His reputation in the minds of Packers fans as an excellent player is more than secure, even if he did end up playing for the Bears. Some people forget how good the Packers’ offensive line was early in Aaron Rodgers’ tenure.
18. Corey Linsley, C, 2014-2020:
College Team: Ohio State
Linsley was thrown into the fire in Week 1 of his rookie season on the road in Seattle and he didn’t flinch. He was reliable from the beginning and ascended to becoming the best player at his position in the NFL by the ages of 28 and 29. Unfortunately, the salary cap is quite real and the Packers’ philosophy of walking away from interior linemen a year too early rather than a year too late (usually when they hit 30 years old) sent him on his way.
He is remembered as an intelligent, subtly hilarious Packer who was as good of a teammate as one could hope for. He’ll forever be the best center that Aaron Rodgers got to play with and no one can take that away from him. A few more years in Green Bay and Linsley could have potentially pushed for a Top 10 or 12 place. He was that good.
17. Bryan Bulaga, LT, 2010-2019:
College Team: Iowa

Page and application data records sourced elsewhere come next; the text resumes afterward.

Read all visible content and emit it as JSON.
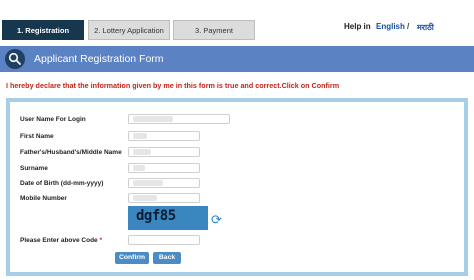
{
  "steps": [
    {
      "label": "1. Registration"
    },
    {
      "label": "2. Lottery Application"
    },
    {
      "label": "3. Payment"
    }
  ],
  "header": {
    "help_label": "Help in",
    "lang_en": "English",
    "lang_sep": "/",
    "lang_mr": "मराठी"
  },
  "form_bar": {
    "title": "Applicant Registration Form",
    "icon": "search-icon"
  },
  "declaration": "I hereby declare that the information given by me in this form is true and correct.Click on Confirm",
  "fields": {
    "username_label": "User Name For Login",
    "firstname_label": "First Name",
    "middlename_label": "Father's/Husband's/Middle Name",
    "surname_label": "Surname",
    "dob_label": "Date of Birth (dd-mm-yyyy)",
    "mobile_label": "Mobile Number",
    "captcha_label": "Please Enter above Code",
    "captcha_required": "*"
  },
  "captcha": {
    "code": "dgf85"
  },
  "buttons": {
    "confirm": "Confirm",
    "back": "Back"
  },
  "colors": {
    "active_step": "#17374f",
    "form_bar": "#5b82c2",
    "declaration_text": "#c42418",
    "panel_border": "#a6cee4",
    "button": "#4c8cc4"
  }
}
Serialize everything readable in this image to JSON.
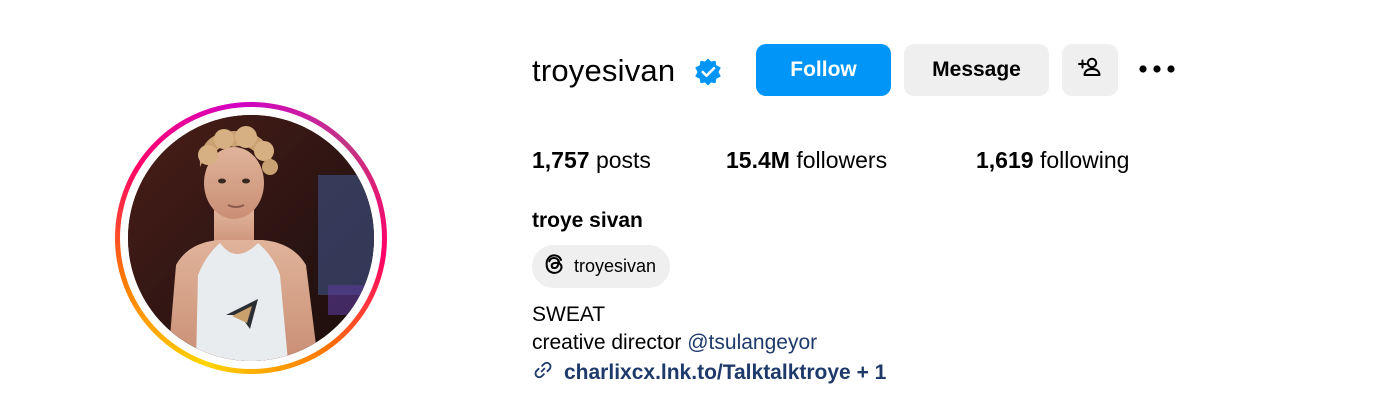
{
  "profile": {
    "username": "troyesivan",
    "full_name": "troye sivan",
    "verified_icon": "verified-badge-icon",
    "verified_color": "#0095f6"
  },
  "actions": {
    "follow_label": "Follow",
    "message_label": "Message",
    "suggest_icon": "add-person-icon",
    "more_icon": "more-horizontal-icon"
  },
  "stats": {
    "posts_count": "1,757",
    "posts_label": "posts",
    "followers_count": "15.4M",
    "followers_label": "followers",
    "following_count": "1,619",
    "following_label": "following"
  },
  "threads": {
    "icon": "threads-icon",
    "handle": "troyesivan"
  },
  "bio": {
    "line1": "SWEAT",
    "line2_prefix": "creative director ",
    "line2_mention": "@tsulangeyor",
    "link_icon": "link-icon",
    "link_text": "charlixcx.lnk.to/Talktalktroye + 1"
  },
  "colors": {
    "accent": "#0095f6",
    "button_secondary": "#efefef",
    "link": "#1e3a6b"
  }
}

Bryan Bulaga (eye-wuh) was a fan-favorite in Green Bay for a handful of years. As a rookie he bolstered the left side of the Packers’ line, but developed into one of the more reliable left tackles in football. He dealt with, and mostly overcame, injuries over the years, but no one ever questioned his toughness. Unfortunately, he was a cap casualty in 2020 as he reached the age of 30. Which is part of a larger trend that seemingly won’t be ending anytime soon in Green Bay.
Nationally, Bulaga never got the respect he deserved while in Green Bay. But as his career unfolded he did one hell of a job keeping Aaron Rodgers’ jersey clean. He was one of those guys that was just easy to root for wasn’t he?
16. Marco Rivera, RG, 1997-2004:
College Team: Penn State
Rivera was a late round selection and it took several years for him to show his talent, but once it clicked for him, he was one of the best. In each of his final six seasons with the Green Bay Packers Rivera started all 16 games. Reliable would be one of the first words to come to mind. A Pro Bowler in three consecutive seasons (2002-04), he will primarily be remembered for blocking for Ahman Green.
Green’s 2003 season remains one of the very best rushing seasons in Packers history and Rivera was a big reason why. That year he was named Second Team All-Pro by the Associated Press, despite battling a knee injury all season. Some people remember Rivera for committing penalties, but his talent far exceeded his propensity for drawing flags.